It wasn’t Rep. Ritchie Torres’ first trip to Israel, but it was his first since last Oct. 7.

The two-day trip, led by Torres and sponsored by the UJA Federation of New York, included 10 Bronx religious and civic leaders, who met with families of hostages and saw the devastation of Kibbutz Nir Oz firsthand.

“What I found in Israel was a deep reservoir of gratitude for the United States,” Torres said. “I went to Israel with a simple message: You are not alone.”

Travelers included Riverdale Jewish Center Rabbi Dovid Zirkind; Benjamin Franklin Reform Democratic Club President Virginia Krompinger; and SAR’s principal, Rabbi Binyamin Krauss. Rabbi Krauss said that even though this was his fifth trip since Oct. 7, it was still an emotional and powerful experience.

“You could walk through Jerusalem and Tel Aviv and feel like everything’s normal,” Rabbi Krauss said. “The cafes are open and things like that, but then you just peel one layer. Everybody’s got a child serving or who has been serving or it’s very easy to meet someone who’s suffered loss or has a hostage in Gaza.”

Upon landing in Israel Sunday night, March 31, the group went straight to Hostages Square in Tel Aviv, where they met with families of some of the hostages and were led to an installation to simulate what it would feel like to be an Israeli hostage in a tunnel.

The next morning, they met Israel Defense Minister Yoav Gallant, briefed them on what’s going on both in the south and north. The travelers then visited Kibbutz Nir Oz near the Gaza border down south, where about a quarter of 400 residents were either killed, injured, or abducted by Hamas on Oct. 7.

Torres said meeting affected residents was a visceral experience.

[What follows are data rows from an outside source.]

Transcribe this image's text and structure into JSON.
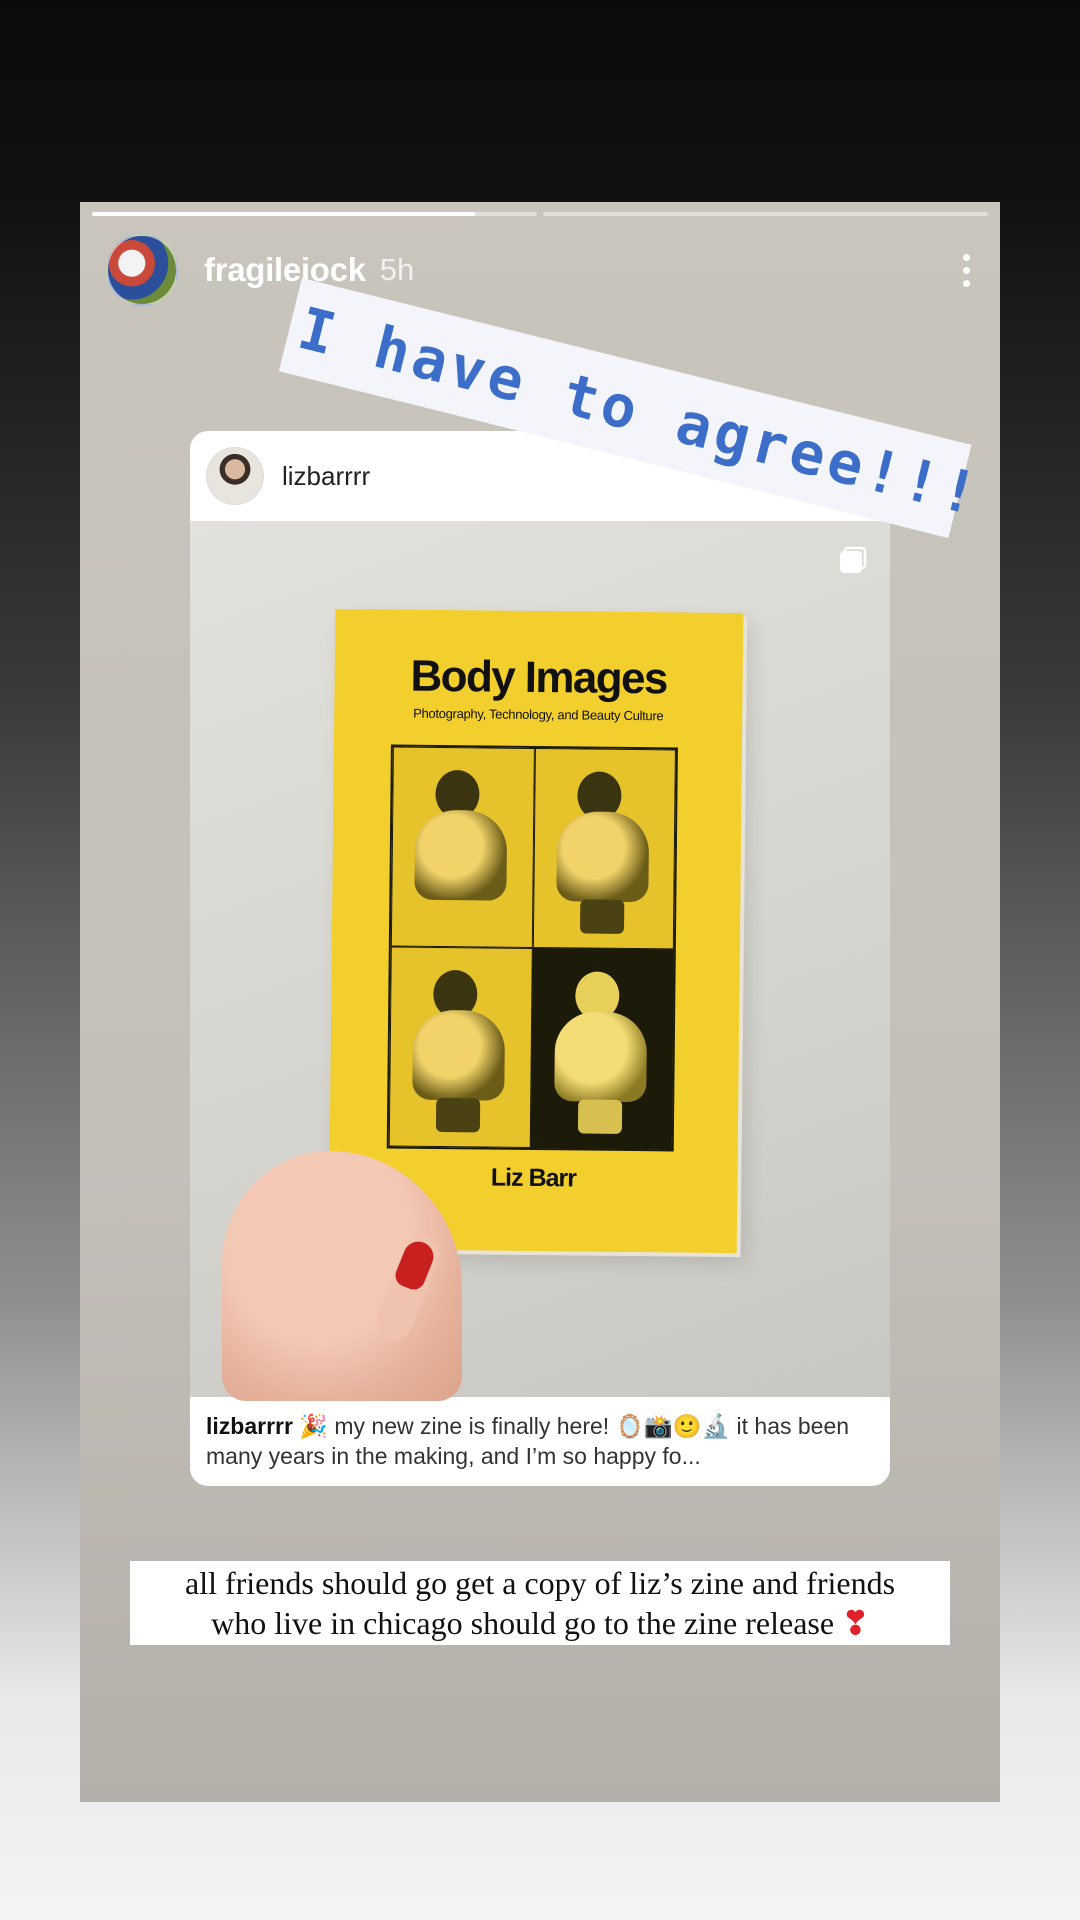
{
  "story": {
    "progress": [
      0.86,
      0
    ],
    "author": "fragilejock",
    "time": "5h",
    "sticker_text": "I have to agree!!!",
    "shared_post": {
      "username": "lizbarrrr",
      "zine": {
        "title": "Body Images",
        "subtitle": "Photography, Technology, and Beauty Culture",
        "author": "Liz Barr"
      },
      "caption_user": "lizbarrrr",
      "caption_text": " 🎉 my new zine is finally here! 🪞📸🙂🔬 it has been many years in the making, and I’m so happy fo..."
    },
    "text_sticker": {
      "line1": "all friends should go get a copy of liz’s zine and friends",
      "line2": "who live in chicago should go to the zine release",
      "emoji": "❣"
    }
  }
}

“I saw bullet markings and ashes everywhere,” he said. “I spoke to family members of hostages. I spoke to one survivor who personally knows half of the hostages in captivity, which is a level of trauma that most of us cannot even begin to fathom.”

The group later visited the Tribe of Nova music festival site, where more than 360 were killed and Hamas took at least 40 hostages. Two survivors from the massacre shared their stories.

“It was just a lot to take in and a lot to see,” Rabbi Krauss said. “But very powerful in terms of their resilience. Their motto is ‘we will dance again’.”

He said the group was about a quarter of a mile from the Gaza border and could hear the sound of conflict. He described it as unnerving.

Along the way, the travelers talked to those with opposing views, meeting leader of the United Arab List and Knesset member Mansour Abbas, as well as former Israel Prime Minister Yair Lapid, now an opposition leader.

“I have been traveling to Israel for about a decade and there is no politician in Israel who has inspired me more than Mansour Abbas,” Torres said. “He was the first Arab to enter the Israeli government, creating the most diverse government in the history of Israel. He is deeply committed to coexistence between Israeli Jews and Israeli Arabs.”

The trip ended with a tribute at the Kotel for the late Joe Lieberman, a former Connecticut senator who died at his Riverdale home a few days prior to the trip and was a champion of Israel.

Torres left Tuesday, one day after seven World Central Kitchen aid workers were killed in an Israeli airstrike on Gaza. He said those killed were heroes and expressed condolences to their families.

“Israel did the right thing in apologizing and conducting a swift investigation and holding accountable those responsible for the tragedy,” Torres said. “And every country including Israel has an obligation to learn from its mistakes and apply lessons learned in order to prevent these tragedies and accidents from happening in the future.”